[Given data]:
────────────────────────────────────────

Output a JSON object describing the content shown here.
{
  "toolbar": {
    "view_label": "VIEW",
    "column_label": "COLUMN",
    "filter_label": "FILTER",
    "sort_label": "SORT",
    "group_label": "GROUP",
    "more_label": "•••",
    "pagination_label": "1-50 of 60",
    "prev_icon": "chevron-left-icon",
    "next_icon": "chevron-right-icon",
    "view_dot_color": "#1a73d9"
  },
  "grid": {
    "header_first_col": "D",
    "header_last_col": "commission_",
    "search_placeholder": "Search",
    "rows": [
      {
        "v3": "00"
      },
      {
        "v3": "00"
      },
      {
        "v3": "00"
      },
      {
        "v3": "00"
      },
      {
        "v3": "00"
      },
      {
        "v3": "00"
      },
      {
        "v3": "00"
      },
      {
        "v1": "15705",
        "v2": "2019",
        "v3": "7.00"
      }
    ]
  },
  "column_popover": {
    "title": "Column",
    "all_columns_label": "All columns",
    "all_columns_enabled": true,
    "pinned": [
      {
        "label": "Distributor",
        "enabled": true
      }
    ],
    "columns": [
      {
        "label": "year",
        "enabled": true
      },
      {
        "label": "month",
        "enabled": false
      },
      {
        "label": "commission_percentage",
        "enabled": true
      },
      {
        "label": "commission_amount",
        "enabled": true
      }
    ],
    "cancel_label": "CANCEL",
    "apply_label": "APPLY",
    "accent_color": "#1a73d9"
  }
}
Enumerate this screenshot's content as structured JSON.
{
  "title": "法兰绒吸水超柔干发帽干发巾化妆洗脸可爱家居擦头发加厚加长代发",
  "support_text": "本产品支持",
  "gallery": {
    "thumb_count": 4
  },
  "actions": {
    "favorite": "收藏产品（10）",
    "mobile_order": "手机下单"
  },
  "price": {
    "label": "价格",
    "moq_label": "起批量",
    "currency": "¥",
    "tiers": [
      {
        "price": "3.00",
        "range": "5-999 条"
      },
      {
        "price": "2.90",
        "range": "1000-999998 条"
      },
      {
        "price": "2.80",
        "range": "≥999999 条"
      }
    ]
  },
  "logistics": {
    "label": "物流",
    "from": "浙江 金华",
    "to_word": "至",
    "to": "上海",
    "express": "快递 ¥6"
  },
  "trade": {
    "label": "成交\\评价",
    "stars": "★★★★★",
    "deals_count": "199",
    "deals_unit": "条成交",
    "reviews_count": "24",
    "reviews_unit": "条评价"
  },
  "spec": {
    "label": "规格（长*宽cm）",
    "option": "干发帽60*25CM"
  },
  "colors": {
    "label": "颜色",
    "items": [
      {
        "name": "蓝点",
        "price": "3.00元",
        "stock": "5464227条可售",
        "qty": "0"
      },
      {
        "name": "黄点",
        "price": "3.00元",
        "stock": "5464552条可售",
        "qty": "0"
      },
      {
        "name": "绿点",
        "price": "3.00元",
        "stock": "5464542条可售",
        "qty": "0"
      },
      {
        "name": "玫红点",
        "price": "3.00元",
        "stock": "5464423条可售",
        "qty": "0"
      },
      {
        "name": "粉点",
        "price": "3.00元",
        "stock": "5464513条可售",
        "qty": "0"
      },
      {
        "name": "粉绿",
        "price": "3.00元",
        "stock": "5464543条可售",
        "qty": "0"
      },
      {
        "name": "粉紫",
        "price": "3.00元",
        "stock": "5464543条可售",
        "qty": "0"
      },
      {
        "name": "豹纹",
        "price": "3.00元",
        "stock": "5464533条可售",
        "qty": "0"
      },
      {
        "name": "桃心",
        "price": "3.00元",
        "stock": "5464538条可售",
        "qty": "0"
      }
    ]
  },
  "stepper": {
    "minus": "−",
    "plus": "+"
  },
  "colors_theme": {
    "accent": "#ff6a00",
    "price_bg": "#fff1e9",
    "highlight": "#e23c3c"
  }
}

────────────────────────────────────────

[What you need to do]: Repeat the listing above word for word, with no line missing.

[Solution]:
Output a JSON object describing the content shown here.
{
  "toolbar": {
    "view_label": "VIEW",
    "column_label": "COLUMN",
    "filter_label": "FILTER",
    "sort_label": "SORT",
    "group_label": "GROUP",
    "more_label": "•••",
    "pagination_label": "1-50 of 60",
    "prev_icon": "chevron-left-icon",
    "next_icon": "chevron-right-icon",
    "view_dot_color": "#1a73d9"
  },
  "grid": {
    "header_first_col": "D",
    "header_last_col": "commission_",
    "search_placeholder": "Search",
    "rows": [
      {
        "v3": "00"
      },
      {
        "v3": "00"
      },
      {
        "v3": "00"
      },
      {
        "v3": "00"
      },
      {
        "v3": "00"
      },
      {
        "v3": "00"
      },
      {
        "v3": "00"
      },
      {
        "v1": "15705",
        "v2": "2019",
        "v3": "7.00"
      }
    ]
  },
  "column_popover": {
    "title": "Column",
    "all_columns_label": "All columns",
    "all_columns_enabled": true,
    "pinned": [
      {
        "label": "Distributor",
        "enabled": true
      }
    ],
    "columns": [
      {
        "label": "year",
        "enabled": true
      },
      {
        "label": "month",
        "enabled": false
      },
      {
        "label": "commission_percentage",
        "enabled": true
      },
      {
        "label": "commission_amount",
        "enabled": true
      }
    ],
    "cancel_label": "CANCEL",
    "apply_label": "APPLY",
    "accent_color": "#1a73d9"
  }
}
Enumerate this screenshot's content as structured JSON.
{
  "title": "法兰绒吸水超柔干发帽干发巾化妆洗脸可爱家居擦头发加厚加长代发",
  "support_text": "本产品支持",
  "gallery": {
    "thumb_count": 4
  },
  "actions": {
    "favorite": "收藏产品（10）",
    "mobile_order": "手机下单"
  },
  "price": {
    "label": "价格",
    "moq_label": "起批量",
    "currency": "¥",
    "tiers": [
      {
        "price": "3.00",
        "range": "5-999 条"
      },
      {
        "price": "2.90",
        "range": "1000-999998 条"
      },
      {
        "price": "2.80",
        "range": "≥999999 条"
      }
    ]
  },
  "logistics": {
    "label": "物流",
    "from": "浙江 金华",
    "to_word": "至",
    "to": "上海",
    "express": "快递 ¥6"
  },
  "trade": {
    "label": "成交\\评价",
    "stars": "★★★★★",
    "deals_count": "199",
    "deals_unit": "条成交",
    "reviews_count": "24",
    "reviews_unit": "条评价"
  },
  "spec": {
    "label": "规格（长*宽cm）",
    "option": "干发帽60*25CM"
  },
  "colors": {
    "label": "颜色",
    "items": [
      {
        "name": "蓝点",
        "price": "3.00元",
        "stock": "5464227条可售",
        "qty": "0"
      },
      {
        "name": "黄点",
        "price": "3.00元",
        "stock": "5464552条可售",
        "qty": "0"
      },
      {
        "name": "绿点",
        "price": "3.00元",
        "stock": "5464542条可售",
        "qty": "0"
      },
      {
        "name": "玫红点",
        "price": "3.00元",
        "stock": "5464423条可售",
        "qty": "0"
      },
      {
        "name": "粉点",
        "price": "3.00元",
        "stock": "5464513条可售",
        "qty": "0"
      },
      {
        "name": "粉绿",
        "price": "3.00元",
        "stock": "5464543条可售",
        "qty": "0"
      },
      {
        "name": "粉紫",
        "price": "3.00元",
        "stock": "5464543条可售",
        "qty": "0"
      },
      {
        "name": "豹纹",
        "price": "3.00元",
        "stock": "5464533条可售",
        "qty": "0"
      },
      {
        "name": "桃心",
        "price": "3.00元",
        "stock": "5464538条可售",
        "qty": "0"
      }
    ]
  },
  "stepper": {
    "minus": "−",
    "plus": "+"
  },
  "colors_theme": {
    "accent": "#ff6a00",
    "price_bg": "#fff1e9",
    "highlight": "#e23c3c"
  }
}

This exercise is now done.